Another solution for Infrared Receiver of 32-bit Codes


Senior Member

This is a project that I completed back in 2008. It has been largely superseded by other solutions which use the more modern and much faster PICAXE chips. Having said that, the original model still serves its purpose of controlling my Home Theatre 'Receiver'.

I have posted this because a forum member asked how I used external hardware with a PICAXE to decode IR signals. I’m not expecting enthusiasts to rush off to build this solution to IR signal reception when modern PICAXEs can do it more elegantly.


Almost forgotten in 2021, the 08M was the forerunner of the 08M2. The 08M had just 256 bytes of program space, which doubled as EEPROM when required (and program space allowed). As well the 08M was limited to a top clock speed of 8MHz. My initial experiments showed that the 08M could not decode 32-bit IR signals without external help. Even with the external hardware, the 08M had to be dedicated to receiving and decoding the IR signals, then hand over the received code to another processor (PICAXE 40X) to utilise.

IR Signal Components

A CD4093 quad NOR gate with Schmitt Trigger inputs is used to separate the components of the IR signal. The IR receiver’s output is normally held low. When the receiver detects a 38kHz (or thereabouts) signal, its output goes low, returning to high soon after the signal disappears.

The three signals presented to the PICAXE are:
  • The rising edge or end of each carrier pulse is used as a clock signal to indicate to the PICAXE that a bit can be read.
  • One Schmitt trigger gate, configured as an integrator, detects the header pulse. The output of this gate goes high about 3.5mS after the leading edge of the header pulse. The diode causes the output to restore quickly after the pulse stops.
  • A second integrator is used to detect the longer ‘off’ periods of the ‘1’ bits. When data is present, the output of the second Schmitt trigger is pulled high by the presence of signal and stays high until the carrier is off for more than 1.5mS. This coincides with the longer ‘off’ periods of the ‘1’ bits. The third Schmitt trigger is configured as a monostable multivibrator. Its input is configured as a differentiator, triggered by the rising edge of the previous gate. This effectively creates a delayed pulse whenever a ‘1’ bit is received. By the time the PICAXE has responded to the clock signal, the output of this monostable will indicate the inverse of the received bit.

The PICAXE programme is critical to the operation of the IR receiver. The PICAXE must be run at 8MHz or higher in order to decode and store the IR data. The programme code structure is not very ‘pretty’ but has been optimized, firstly for speed and secondly to save programme space. This is necessary so that the smaller (now superseded) 08M or 14M chips can be used. The PICAXE chip must run faster than the incoming data so that overhead tasks, like saving data bytes and clearing the accumulator, can be completed before the next incoming bit needs to be read.

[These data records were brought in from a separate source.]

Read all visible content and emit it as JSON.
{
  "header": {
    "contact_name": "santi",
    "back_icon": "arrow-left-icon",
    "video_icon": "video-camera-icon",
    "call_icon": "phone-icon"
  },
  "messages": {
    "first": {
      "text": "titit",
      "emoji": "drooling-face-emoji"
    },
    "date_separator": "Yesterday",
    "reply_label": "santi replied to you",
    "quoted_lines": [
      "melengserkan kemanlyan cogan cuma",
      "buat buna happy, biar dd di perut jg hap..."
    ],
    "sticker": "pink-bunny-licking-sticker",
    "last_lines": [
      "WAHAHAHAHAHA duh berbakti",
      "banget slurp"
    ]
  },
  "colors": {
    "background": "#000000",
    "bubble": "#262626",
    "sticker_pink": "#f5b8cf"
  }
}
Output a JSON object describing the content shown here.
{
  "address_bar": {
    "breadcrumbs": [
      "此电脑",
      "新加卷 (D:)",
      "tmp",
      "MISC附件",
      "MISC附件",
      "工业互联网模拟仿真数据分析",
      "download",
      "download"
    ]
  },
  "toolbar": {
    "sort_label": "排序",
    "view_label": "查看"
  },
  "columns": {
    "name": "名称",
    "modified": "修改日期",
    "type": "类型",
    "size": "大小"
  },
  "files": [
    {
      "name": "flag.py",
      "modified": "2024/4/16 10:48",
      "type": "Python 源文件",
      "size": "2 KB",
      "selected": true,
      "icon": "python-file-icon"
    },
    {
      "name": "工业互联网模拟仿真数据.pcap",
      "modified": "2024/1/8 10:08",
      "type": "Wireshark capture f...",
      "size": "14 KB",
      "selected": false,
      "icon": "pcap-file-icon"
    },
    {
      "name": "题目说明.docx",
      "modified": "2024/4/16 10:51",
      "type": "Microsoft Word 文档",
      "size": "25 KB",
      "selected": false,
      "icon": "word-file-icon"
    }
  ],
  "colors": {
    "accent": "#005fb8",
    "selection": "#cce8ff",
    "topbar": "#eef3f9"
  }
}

Due to the limited code space in the 08M, there is no overall time supervision that would cause a time-out if insufficient bits (clock pulses) are received. This may happen when a weak or reflected signal is received or possibly originating from some other remote control handpiece. The circuit and software will wait until a total of 34 rising edges are detected. Then the software will wait until a header pulse is detected, starting the decoding process again.

More modern M2-series PICAXE chips can run at 16 or 32MHz so the code could be structured differently.